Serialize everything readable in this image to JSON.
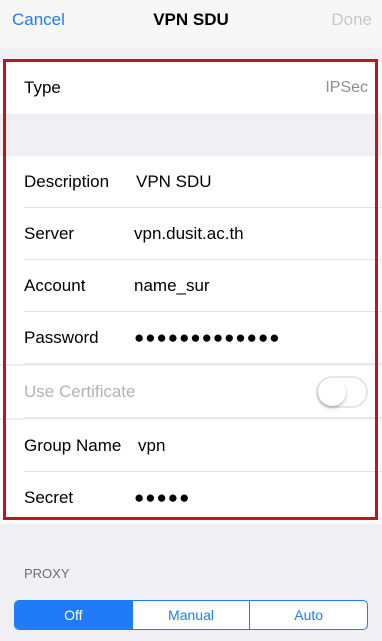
{
  "navbar": {
    "cancel_label": "Cancel",
    "title": "VPN SDU",
    "done_label": "Done"
  },
  "form": {
    "type": {
      "label": "Type",
      "value": "IPSec"
    },
    "description": {
      "label": "Description",
      "value": "VPN SDU"
    },
    "server": {
      "label": "Server",
      "value": "vpn.dusit.ac.th"
    },
    "account": {
      "label": "Account",
      "value": "name_sur"
    },
    "password": {
      "label": "Password",
      "value": "●●●●●●●●●●●●●"
    },
    "use_certificate": {
      "label": "Use Certificate",
      "enabled": false
    },
    "group_name": {
      "label": "Group Name",
      "value": "vpn"
    },
    "secret": {
      "label": "Secret",
      "value": "●●●●●"
    }
  },
  "proxy": {
    "header": "PROXY",
    "options": [
      "Off",
      "Manual",
      "Auto"
    ],
    "selected": "Off"
  },
  "colors": {
    "accent": "#1f7cf6",
    "highlight_border": "#c0141f"
  }
}
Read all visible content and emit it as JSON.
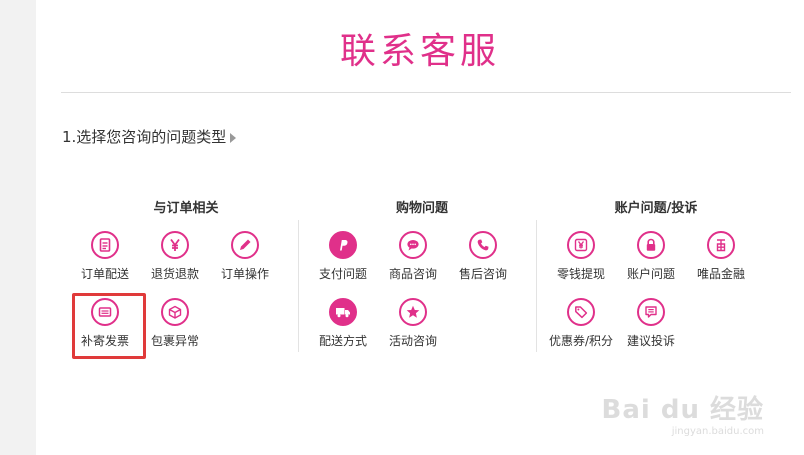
{
  "header": {
    "title": "联系客服"
  },
  "step": {
    "text": "1.选择您咨询的问题类型"
  },
  "groups": [
    {
      "title": "与订单相关",
      "items": [
        {
          "label": "订单配送",
          "icon": "document-icon"
        },
        {
          "label": "退货退款",
          "icon": "yen-icon"
        },
        {
          "label": "订单操作",
          "icon": "pencil-icon"
        },
        {
          "label": "补寄发票",
          "icon": "invoice-icon"
        },
        {
          "label": "包裹异常",
          "icon": "package-icon"
        }
      ]
    },
    {
      "title": "购物问题",
      "items": [
        {
          "label": "支付问题",
          "icon": "paypal-icon"
        },
        {
          "label": "商品咨询",
          "icon": "chat-bubble-icon"
        },
        {
          "label": "售后咨询",
          "icon": "phone-icon"
        },
        {
          "label": "配送方式",
          "icon": "truck-icon"
        },
        {
          "label": "活动咨询",
          "icon": "star-icon"
        }
      ]
    },
    {
      "title": "账户问题/投诉",
      "items": [
        {
          "label": "零钱提现",
          "icon": "wallet-yen-icon"
        },
        {
          "label": "账户问题",
          "icon": "lock-icon"
        },
        {
          "label": "唯品金融",
          "icon": "finance-icon"
        },
        {
          "label": "优惠券/积分",
          "icon": "tag-icon"
        },
        {
          "label": "建议投诉",
          "icon": "feedback-icon"
        }
      ]
    }
  ],
  "watermark": {
    "main": "Bai du 经验",
    "sub": "jingyan.baidu.com"
  },
  "colors": {
    "accent": "#e0308a",
    "highlight": "#e03a3a"
  }
}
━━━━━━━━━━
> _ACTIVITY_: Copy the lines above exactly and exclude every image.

> _RESULT FOR THIS TASK_:
Serialize everything readable in this image to JSON.
{
  "navbar": {
    "cancel_label": "Cancel",
    "title": "VPN SDU",
    "done_label": "Done"
  },
  "form": {
    "type": {
      "label": "Type",
      "value": "IPSec"
    },
    "description": {
      "label": "Description",
      "value": "VPN SDU"
    },
    "server": {
      "label": "Server",
      "value": "vpn.dusit.ac.th"
    },
    "account": {
      "label": "Account",
      "value": "name_sur"
    },
    "password": {
      "label": "Password",
      "value": "●●●●●●●●●●●●●"
    },
    "use_certificate": {
      "label": "Use Certificate",
      "enabled": false
    },
    "group_name": {
      "label": "Group Name",
      "value": "vpn"
    },
    "secret": {
      "label": "Secret",
      "value": "●●●●●"
    }
  },
  "proxy": {
    "header": "PROXY",
    "options": [
      "Off",
      "Manual",
      "Auto"
    ],
    "selected": "Off"
  },
  "colors": {
    "accent": "#1f7cf6",
    "highlight_border": "#c0141f"
  }
}
Read all visible content and emit it as JSON.
{
  "header": {
    "title": "联系客服"
  },
  "step": {
    "text": "1.选择您咨询的问题类型"
  },
  "groups": [
    {
      "title": "与订单相关",
      "items": [
        {
          "label": "订单配送",
          "icon": "document-icon"
        },
        {
          "label": "退货退款",
          "icon": "yen-icon"
        },
        {
          "label": "订单操作",
          "icon": "pencil-icon"
        },
        {
          "label": "补寄发票",
          "icon": "invoice-icon"
        },
        {
          "label": "包裹异常",
          "icon": "package-icon"
        }
      ]
    },
    {
      "title": "购物问题",
      "items": [
        {
          "label": "支付问题",
          "icon": "paypal-icon"
        },
        {
          "label": "商品咨询",
          "icon": "chat-bubble-icon"
        },
        {
          "label": "售后咨询",
          "icon": "phone-icon"
        },
        {
          "label": "配送方式",
          "icon": "truck-icon"
        },
        {
          "label": "活动咨询",
          "icon": "star-icon"
        }
      ]
    },
    {
      "title": "账户问题/投诉",
      "items": [
        {
          "label": "零钱提现",
          "icon": "wallet-yen-icon"
        },
        {
          "label": "账户问题",
          "icon": "lock-icon"
        },
        {
          "label": "唯品金融",
          "icon": "finance-icon"
        },
        {
          "label": "优惠券/积分",
          "icon": "tag-icon"
        },
        {
          "label": "建议投诉",
          "icon": "feedback-icon"
        }
      ]
    }
  ],
  "watermark": {
    "main": "Bai du 经验",
    "sub": "jingyan.baidu.com"
  },
  "colors": {
    "accent": "#e0308a",
    "highlight": "#e03a3a"
  }
}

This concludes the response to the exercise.